Description of the task = Scan the entries below and report only how many lines contain "Scene".

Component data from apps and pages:
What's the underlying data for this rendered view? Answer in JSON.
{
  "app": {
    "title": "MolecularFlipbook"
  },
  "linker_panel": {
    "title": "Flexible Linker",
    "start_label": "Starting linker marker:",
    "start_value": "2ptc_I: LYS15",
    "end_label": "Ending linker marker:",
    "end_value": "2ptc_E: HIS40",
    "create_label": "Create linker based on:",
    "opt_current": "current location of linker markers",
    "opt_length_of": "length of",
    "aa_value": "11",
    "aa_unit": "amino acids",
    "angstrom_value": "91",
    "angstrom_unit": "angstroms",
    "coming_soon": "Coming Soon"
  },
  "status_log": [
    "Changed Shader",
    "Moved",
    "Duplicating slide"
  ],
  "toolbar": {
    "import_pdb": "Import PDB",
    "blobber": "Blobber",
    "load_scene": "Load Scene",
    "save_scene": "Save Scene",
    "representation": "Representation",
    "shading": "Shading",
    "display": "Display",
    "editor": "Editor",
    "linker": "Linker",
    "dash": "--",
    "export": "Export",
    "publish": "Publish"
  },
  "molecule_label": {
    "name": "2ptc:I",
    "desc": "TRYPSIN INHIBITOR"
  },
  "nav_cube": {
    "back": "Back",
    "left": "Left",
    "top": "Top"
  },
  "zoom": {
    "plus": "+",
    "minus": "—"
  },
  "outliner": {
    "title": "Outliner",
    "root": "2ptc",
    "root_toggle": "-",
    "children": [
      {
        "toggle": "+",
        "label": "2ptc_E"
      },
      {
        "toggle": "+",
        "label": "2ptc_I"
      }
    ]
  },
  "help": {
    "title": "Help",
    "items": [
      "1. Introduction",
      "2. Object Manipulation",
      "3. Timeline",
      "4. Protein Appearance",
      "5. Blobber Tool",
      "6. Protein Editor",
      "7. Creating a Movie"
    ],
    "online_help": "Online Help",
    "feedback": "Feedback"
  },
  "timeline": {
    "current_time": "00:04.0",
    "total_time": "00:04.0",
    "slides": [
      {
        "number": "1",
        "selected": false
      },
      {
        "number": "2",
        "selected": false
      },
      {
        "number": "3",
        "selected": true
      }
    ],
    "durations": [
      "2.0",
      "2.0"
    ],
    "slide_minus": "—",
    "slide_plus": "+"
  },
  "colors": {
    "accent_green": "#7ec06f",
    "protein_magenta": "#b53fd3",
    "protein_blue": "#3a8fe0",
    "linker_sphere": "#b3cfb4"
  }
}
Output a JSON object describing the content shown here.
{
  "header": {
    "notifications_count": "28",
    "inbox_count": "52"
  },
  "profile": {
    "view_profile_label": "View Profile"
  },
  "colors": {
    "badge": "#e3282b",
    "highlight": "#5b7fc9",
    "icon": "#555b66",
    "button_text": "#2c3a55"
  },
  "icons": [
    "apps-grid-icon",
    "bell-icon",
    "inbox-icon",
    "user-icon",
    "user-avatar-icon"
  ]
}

Reply = 2